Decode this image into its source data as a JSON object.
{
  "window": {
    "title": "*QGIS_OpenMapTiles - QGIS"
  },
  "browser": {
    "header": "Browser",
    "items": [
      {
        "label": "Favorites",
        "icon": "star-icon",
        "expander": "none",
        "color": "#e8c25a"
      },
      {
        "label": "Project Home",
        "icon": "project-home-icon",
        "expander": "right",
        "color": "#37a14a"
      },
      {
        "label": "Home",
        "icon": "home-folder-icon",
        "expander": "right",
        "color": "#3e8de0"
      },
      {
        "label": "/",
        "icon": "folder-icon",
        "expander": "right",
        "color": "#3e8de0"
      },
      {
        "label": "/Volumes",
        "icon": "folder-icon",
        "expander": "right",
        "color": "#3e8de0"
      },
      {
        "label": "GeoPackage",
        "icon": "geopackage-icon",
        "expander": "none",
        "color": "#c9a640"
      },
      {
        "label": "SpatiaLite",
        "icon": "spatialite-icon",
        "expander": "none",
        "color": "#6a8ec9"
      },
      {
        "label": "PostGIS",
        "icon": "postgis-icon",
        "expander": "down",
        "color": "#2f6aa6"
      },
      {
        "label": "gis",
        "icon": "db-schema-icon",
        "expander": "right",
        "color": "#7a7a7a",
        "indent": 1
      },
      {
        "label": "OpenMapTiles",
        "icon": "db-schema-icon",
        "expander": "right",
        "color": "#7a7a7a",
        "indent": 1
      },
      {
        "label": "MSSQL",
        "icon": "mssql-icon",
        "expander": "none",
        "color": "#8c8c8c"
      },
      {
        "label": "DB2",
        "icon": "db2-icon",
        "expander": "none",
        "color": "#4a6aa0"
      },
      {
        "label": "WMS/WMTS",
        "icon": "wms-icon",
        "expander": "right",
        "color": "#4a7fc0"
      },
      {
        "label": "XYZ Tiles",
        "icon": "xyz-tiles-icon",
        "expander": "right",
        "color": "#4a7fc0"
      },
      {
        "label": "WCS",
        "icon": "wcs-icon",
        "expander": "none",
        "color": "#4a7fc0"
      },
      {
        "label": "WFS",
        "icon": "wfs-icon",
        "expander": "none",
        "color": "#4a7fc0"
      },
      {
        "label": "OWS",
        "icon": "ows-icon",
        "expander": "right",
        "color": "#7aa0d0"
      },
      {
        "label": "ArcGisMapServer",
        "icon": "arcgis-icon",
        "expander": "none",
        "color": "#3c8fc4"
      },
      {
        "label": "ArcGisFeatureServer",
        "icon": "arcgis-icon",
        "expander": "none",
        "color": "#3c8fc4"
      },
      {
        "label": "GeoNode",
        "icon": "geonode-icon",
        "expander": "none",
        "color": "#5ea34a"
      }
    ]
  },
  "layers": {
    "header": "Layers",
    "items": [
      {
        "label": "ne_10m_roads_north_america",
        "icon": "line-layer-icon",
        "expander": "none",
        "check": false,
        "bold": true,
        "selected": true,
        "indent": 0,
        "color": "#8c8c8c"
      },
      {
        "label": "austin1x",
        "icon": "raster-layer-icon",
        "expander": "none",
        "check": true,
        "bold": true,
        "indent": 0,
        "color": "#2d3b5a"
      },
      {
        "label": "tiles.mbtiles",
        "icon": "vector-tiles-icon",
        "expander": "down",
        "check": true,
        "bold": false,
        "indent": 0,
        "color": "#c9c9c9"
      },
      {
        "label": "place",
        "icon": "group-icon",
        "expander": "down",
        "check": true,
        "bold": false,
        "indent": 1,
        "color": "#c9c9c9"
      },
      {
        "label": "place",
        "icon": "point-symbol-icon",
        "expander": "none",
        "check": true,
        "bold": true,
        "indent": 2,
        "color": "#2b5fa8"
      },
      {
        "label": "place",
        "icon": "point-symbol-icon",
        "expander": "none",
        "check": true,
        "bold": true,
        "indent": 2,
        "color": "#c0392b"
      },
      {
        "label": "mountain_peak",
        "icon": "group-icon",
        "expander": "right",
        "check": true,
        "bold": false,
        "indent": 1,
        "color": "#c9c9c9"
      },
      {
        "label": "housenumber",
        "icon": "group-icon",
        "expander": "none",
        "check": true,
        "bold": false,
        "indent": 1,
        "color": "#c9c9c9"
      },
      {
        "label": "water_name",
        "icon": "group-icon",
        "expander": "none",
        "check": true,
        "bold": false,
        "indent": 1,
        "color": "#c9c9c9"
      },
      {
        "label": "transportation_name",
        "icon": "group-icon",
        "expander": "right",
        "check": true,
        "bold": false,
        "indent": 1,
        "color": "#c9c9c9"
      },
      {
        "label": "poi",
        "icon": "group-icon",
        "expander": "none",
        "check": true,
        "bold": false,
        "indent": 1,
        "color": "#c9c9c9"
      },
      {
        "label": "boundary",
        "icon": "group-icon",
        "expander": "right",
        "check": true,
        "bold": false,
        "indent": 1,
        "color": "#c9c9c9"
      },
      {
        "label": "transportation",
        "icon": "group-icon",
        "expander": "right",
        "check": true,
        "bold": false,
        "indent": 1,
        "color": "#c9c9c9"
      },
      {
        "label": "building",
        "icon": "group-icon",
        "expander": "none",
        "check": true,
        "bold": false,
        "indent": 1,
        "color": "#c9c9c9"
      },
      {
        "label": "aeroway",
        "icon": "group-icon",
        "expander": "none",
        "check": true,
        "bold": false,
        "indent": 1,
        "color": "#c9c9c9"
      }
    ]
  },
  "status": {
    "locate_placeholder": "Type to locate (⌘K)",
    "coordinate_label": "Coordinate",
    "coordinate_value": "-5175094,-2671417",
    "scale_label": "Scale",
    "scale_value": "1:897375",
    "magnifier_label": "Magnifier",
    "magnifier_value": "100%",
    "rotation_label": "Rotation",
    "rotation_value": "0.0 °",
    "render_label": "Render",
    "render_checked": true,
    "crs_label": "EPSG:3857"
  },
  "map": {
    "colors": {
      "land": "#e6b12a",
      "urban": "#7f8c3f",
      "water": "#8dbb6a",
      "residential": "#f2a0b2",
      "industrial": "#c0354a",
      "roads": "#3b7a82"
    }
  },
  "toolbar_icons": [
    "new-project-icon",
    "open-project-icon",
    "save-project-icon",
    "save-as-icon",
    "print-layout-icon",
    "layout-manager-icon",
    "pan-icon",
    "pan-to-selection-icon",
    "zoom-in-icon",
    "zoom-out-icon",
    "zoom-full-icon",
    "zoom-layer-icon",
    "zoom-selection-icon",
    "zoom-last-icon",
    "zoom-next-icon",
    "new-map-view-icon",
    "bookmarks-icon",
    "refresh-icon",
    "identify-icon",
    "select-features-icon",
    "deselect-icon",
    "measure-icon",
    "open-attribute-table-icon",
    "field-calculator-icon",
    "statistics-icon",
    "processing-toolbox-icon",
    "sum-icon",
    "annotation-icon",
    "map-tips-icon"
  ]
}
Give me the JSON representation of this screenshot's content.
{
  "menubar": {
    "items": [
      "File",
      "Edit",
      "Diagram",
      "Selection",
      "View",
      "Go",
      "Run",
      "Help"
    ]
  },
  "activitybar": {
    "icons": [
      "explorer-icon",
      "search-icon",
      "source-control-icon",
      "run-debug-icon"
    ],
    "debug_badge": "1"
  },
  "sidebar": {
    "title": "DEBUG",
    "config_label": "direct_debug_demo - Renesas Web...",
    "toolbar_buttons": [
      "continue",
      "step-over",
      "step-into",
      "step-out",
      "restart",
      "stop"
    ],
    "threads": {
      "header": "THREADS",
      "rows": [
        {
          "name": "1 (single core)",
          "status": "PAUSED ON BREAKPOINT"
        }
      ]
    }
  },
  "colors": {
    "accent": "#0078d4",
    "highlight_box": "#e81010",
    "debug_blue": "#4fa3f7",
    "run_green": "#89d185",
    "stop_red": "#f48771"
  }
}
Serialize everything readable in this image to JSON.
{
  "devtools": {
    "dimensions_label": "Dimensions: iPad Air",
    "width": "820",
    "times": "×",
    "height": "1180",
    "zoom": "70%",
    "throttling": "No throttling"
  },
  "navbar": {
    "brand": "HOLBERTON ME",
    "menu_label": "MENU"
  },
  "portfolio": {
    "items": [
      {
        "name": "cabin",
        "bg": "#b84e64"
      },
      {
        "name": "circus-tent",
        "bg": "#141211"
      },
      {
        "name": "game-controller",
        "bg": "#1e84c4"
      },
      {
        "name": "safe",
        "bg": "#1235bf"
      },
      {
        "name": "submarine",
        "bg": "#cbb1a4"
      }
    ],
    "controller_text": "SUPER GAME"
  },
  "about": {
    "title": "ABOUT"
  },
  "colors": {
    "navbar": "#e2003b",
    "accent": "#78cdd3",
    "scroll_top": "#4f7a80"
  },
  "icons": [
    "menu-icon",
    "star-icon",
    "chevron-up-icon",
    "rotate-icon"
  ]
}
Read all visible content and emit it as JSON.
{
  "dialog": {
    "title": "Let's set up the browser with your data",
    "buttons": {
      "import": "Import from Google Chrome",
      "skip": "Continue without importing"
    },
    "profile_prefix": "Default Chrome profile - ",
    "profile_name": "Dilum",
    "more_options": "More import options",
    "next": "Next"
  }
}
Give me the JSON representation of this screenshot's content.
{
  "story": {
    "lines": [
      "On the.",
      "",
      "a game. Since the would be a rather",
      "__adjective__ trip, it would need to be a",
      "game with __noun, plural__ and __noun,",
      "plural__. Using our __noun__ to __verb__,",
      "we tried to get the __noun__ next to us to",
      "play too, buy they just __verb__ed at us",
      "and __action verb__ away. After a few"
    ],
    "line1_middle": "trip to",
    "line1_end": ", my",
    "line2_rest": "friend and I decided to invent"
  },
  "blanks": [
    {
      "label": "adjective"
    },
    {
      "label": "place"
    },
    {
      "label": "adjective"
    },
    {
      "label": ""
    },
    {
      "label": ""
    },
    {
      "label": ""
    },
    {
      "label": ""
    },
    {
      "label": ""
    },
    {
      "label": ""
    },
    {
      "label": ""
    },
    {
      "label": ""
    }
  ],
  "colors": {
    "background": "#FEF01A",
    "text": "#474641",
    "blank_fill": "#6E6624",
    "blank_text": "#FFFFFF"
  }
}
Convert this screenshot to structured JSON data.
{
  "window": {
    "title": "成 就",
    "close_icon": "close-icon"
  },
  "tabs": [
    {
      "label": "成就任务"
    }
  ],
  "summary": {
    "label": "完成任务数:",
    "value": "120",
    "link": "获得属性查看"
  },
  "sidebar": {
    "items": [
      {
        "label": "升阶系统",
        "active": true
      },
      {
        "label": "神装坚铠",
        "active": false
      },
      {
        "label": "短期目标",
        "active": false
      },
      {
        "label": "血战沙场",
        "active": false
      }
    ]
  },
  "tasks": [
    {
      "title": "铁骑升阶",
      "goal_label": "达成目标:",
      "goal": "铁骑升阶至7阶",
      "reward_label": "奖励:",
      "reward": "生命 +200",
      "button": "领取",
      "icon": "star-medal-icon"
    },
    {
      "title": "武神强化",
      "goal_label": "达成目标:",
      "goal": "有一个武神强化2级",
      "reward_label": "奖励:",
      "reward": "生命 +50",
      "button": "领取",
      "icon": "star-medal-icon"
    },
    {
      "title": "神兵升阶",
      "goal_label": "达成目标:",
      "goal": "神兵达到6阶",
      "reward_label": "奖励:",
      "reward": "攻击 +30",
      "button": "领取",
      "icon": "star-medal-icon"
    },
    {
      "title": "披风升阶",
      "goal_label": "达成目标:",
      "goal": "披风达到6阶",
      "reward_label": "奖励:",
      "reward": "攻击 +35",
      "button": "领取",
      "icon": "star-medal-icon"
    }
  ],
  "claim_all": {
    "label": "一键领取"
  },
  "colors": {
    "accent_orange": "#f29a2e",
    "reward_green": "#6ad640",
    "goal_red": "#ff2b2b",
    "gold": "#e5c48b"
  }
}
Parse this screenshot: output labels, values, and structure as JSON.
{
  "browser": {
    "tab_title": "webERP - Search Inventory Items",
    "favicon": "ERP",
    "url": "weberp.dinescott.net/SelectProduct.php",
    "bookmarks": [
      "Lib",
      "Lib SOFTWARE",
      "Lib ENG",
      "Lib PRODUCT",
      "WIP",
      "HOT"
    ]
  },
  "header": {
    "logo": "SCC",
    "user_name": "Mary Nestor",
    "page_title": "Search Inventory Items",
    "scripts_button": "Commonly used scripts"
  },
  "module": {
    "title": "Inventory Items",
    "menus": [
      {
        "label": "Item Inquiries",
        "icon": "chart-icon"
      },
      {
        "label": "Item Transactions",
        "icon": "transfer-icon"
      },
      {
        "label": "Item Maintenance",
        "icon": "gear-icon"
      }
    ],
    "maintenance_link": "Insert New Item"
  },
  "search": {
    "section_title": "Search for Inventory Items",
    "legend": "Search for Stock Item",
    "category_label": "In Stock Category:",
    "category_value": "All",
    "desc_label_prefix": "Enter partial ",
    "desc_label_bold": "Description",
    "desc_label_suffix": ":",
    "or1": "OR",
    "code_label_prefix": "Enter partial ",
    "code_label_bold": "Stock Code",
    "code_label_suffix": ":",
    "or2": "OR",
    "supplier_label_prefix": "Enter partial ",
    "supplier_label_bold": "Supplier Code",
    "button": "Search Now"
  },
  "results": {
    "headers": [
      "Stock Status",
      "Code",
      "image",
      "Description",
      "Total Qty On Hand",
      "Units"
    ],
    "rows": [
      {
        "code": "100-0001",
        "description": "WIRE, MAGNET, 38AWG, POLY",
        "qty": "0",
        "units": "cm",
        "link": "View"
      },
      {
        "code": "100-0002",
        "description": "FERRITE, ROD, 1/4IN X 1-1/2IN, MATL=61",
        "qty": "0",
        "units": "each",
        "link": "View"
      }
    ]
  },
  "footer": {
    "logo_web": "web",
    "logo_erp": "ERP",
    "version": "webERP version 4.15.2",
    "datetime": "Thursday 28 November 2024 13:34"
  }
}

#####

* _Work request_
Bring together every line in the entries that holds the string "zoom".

* _Expected answer_
    "zoom-in-icon",
    "zoom-out-icon",
    "zoom-full-icon",
    "zoom-layer-icon",
    "zoom-selection-icon",
    "zoom-last-icon",
    "zoom-next-icon",
    "zoom": "70%",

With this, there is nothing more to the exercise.